There are many schools of thought and divisive opinions about the ‘right’ and ‘wrong’ solution when it comes to 'solar and shade'. Retailers, installers, suppliers, marketing, and folklore amongst the industry all play their part, and with so many differing opinions, it’s easy to understand why these mixed messages cause so much confusion.
There has been growing discussion around the benefits of installing panel-level optimisation over string inverters, in both shaded and non-shaded environments. Eddy May, NRG Solar Managing Director, set out to determine how solar production varies when using different inverters with shade as a major factor. His three-month testing exercise, which involved erecting a purpose-built, ground-mounted testing station, also illustrates how far solar panels and inverters have come in the past decade.
It is often believed that in a conventional solar power system, if one panel is underperforming, all other modules will be dragged down too as they are connected together in ‘strings’, hence the term ‘string inverters’. The result of this is, if one solar panel is shaded and operating at 50% all panels in the same string will also only operate at 50% - or at least that’s what we’re told.
Panel level optimisation (or PLO) uses smart electronics, like microinverters and optimisers, to ensure each panel can pass on the maximum current without any interruption - but how necessary are these added extras?

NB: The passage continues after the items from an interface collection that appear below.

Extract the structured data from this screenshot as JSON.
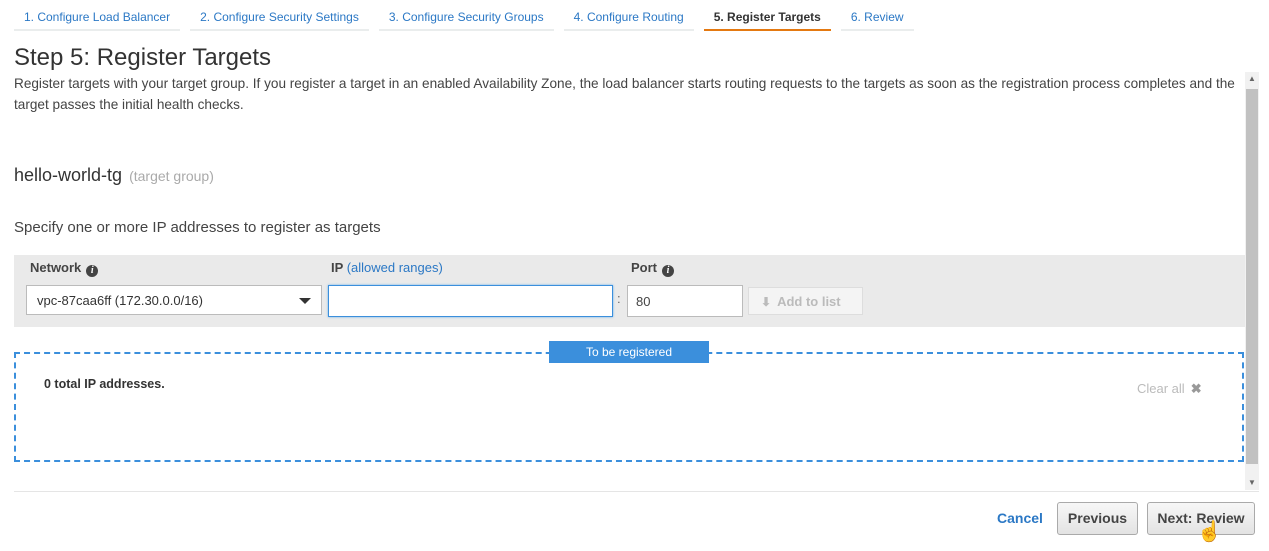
{
  "wizard": {
    "tabs": [
      {
        "label": "1. Configure Load Balancer"
      },
      {
        "label": "2. Configure Security Settings"
      },
      {
        "label": "3. Configure Security Groups"
      },
      {
        "label": "4. Configure Routing"
      },
      {
        "label": "5. Register Targets",
        "active": true
      },
      {
        "label": "6. Review"
      }
    ]
  },
  "page": {
    "title": "Step 5: Register Targets",
    "description": "Register targets with your target group. If you register a target in an enabled Availability Zone, the load balancer starts routing requests to the targets as soon as the registration process completes and the target passes the initial health checks."
  },
  "target_group": {
    "name": "hello-world-tg",
    "suffix": "(target group)"
  },
  "form": {
    "instruction": "Specify one or more IP addresses to register as targets",
    "network_label": "Network",
    "network_value": "vpc-87caa6ff (172.30.0.0/16)",
    "ip_label": "IP",
    "ip_link": "(allowed ranges)",
    "ip_value": "",
    "colon": ":",
    "port_label": "Port",
    "port_value": "80",
    "add_button": "Add to list",
    "info_glyph": "i",
    "add_icon": "⬇"
  },
  "registered": {
    "header": "To be registered",
    "total_text": "0 total IP addresses.",
    "clear_all": "Clear all",
    "clear_icon": "✖"
  },
  "footer": {
    "cancel": "Cancel",
    "previous": "Previous",
    "next": "Next: Review"
  },
  "colors": {
    "accent": "#2b78c5",
    "active_tab_border": "#e47911",
    "dashed_border": "#3b8fdc"
  }
}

In the middle of the NRG Solar car park, a test rig was erected to allow the team to test several different scenarios that often impact the performance of a ‘string’ solar panel system. Testing began in May to cover Adelaide’s temperamental Autumn and Winter conditions with results collected at the beginning of August.

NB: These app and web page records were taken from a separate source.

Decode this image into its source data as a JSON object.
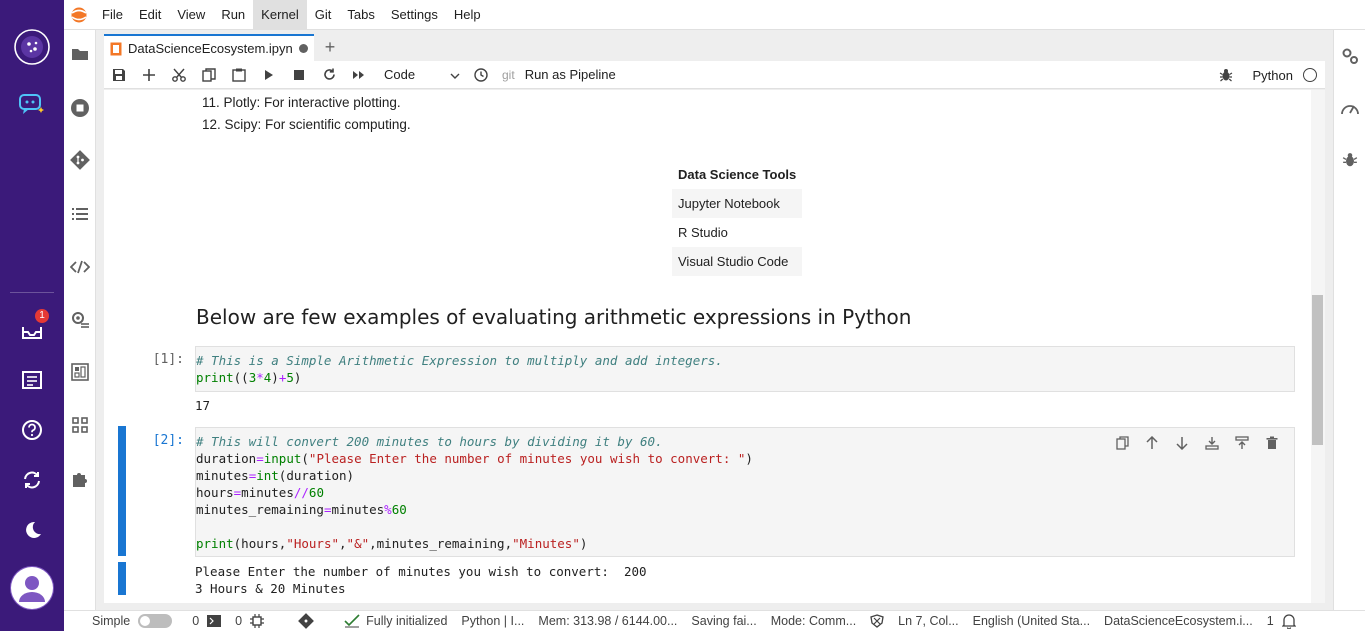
{
  "menubar": {
    "items": [
      "File",
      "Edit",
      "View",
      "Run",
      "Kernel",
      "Git",
      "Tabs",
      "Settings",
      "Help"
    ],
    "active_index": 4
  },
  "rail": {
    "notification_count": "1"
  },
  "tab": {
    "title": "DataScienceEcosystem.ipyn",
    "new_tab_symbol": "+"
  },
  "toolbar": {
    "cell_type": "Code",
    "git_label": "git",
    "pipeline_label": "Run as Pipeline",
    "kernel_name": "Python"
  },
  "notebook": {
    "list_items": [
      "11. Plotly: For interactive plotting.",
      "12. Scipy: For scientific computing."
    ],
    "table": {
      "header": "Data Science Tools",
      "rows": [
        "Jupyter Notebook",
        "R Studio",
        "Visual Studio Code"
      ]
    },
    "heading": "Below are few examples of evaluating arithmetic expressions in Python",
    "cell1": {
      "prompt": "[1]:",
      "comment": "# This is a Simple Arithmetic Expression to multiply and add integers.",
      "output": "17"
    },
    "cell2": {
      "prompt": "[2]:",
      "comment": "# This will convert 200 minutes to hours by dividing it by 60.",
      "input_str": "\"Please Enter the number of minutes you wish to convert: \"",
      "output_line1": "Please Enter the number of minutes you wish to convert:  200",
      "output_line2": "3 Hours & 20 Minutes"
    }
  },
  "statusbar": {
    "mode_label": "Simple",
    "terminals": "0",
    "kernels": "0",
    "kernel_status": "Fully initialized",
    "kernel_info": "Python | I...",
    "memory": "Mem: 313.98 / 6144.00...",
    "save_status": "Saving fai...",
    "mode": "Mode: Comm...",
    "cursor": "Ln 7, Col...",
    "language": "English (United Sta...",
    "filename": "DataScienceEcosystem.i...",
    "notifications": "1"
  },
  "colors": {
    "rail": "#3b1a7a",
    "accent": "#1976d2",
    "badge": "#e53935"
  }
}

The test rig had two identical solar arrays - one with Enphase microinverters and one with a Fronius inverter, testing the performance of each system in various conditions. The setup was on one single-phase power supply to avoid voltage imbalances.
- solar production with no shade, swapping the arrays with inverters to prove equal conditions
- simulation of a 'roof vent pipe' shading each array
- simulation of a ‘chimney’ shading each array and fact-checking various marketing materials still currently being used
- smashing one panel on each array with a cricket bat to test the impact of micro-cracks.
As Eddy explains it, the consensus in the solar industry suggests that if you have chimneys or any shading, you would generally have to opt for microinverters or optimisers - otherwise your solar system will not be adequately efficient. Microinverters and optimisers are said to allow panels to perform on panel level, meaning that if one panel is shaded, it will not impact the rest of the array.
Similarly, the school of thought is that string inverters would be unsuitable in this situation and, due to the string-make-up, it would mean the entire array would be adversely impacted by the one shaded panel.
It is widely thought that when designing a solar system, you should absolutely steer clear of using a string inverter if there is any possibility of shade coverage, no matter if it’s as little as a chimney over a single panel. Yet, the evidence suggests otherwise.
When Eddy tested the arrays with a 'chimney' simulation, the Enphase microinverters outperformed the Fronius string array by about 2% - 4%.
But, during the sunniest day, Fronius outperformed Enphase for most parts of the day. Which, as Eddy explains, goes against everything the solar industry thought about string inverters and shade.
Eddy summarises his testing and findings in this video:
Enphase’s panel level monitoring is exceptionally good. Whilst we used Solar Analytics as the unbiased ‘umpire’ to determine all the outcomes, the Enphase panel-level monitoring highlighted what was going on behind the scenes on the Enphase system.
In a nutshell, Enphase microinverters performed marginally better in some situations, but there were also times when Fronius performed better.
The results with shading, chimneys, or micro-cracks are about the same. If it is mostly clear, which is about 60% of the year in South Australia, the overall difference between the microinverter and the string inverter is about 1%-2% . If it is overcast or rainy, this escalates slightly to about 3-4%.
Some other tests conducted which will allow us to give better advice to industry system designers included;
o Oversizing the string inverter to make up for the lower productions from the Fronius
o We saw that adding one additional panel to the Fronius array made that array perform better than the Enphase system.
o Having two strings in parallel (one unshaded and one heavily shaded and included the broken panel) into the one mppt on the Fronius. The maximum we could get the Fronius to deteriorate in this condition was 19% worse than the microinverter system. This proves that care still needs to be given to the design.
“As expected, Enphase ultimately came out on top in most situations. But when we look at the data, the Fronius string inverter was only a few percent behind, clearly proving that high-quality solar panels and string inverters like a Fronius have in fact come a long way to mitigate the age-old problem of shade."
Disclaimer – Eddy is not saying to go and build a solar system in the shade – direct sunlight is needed to create the best performance from your solar system. Eddy and the NRG Solar team continue to design and build solar systems using Enphase and Fronius.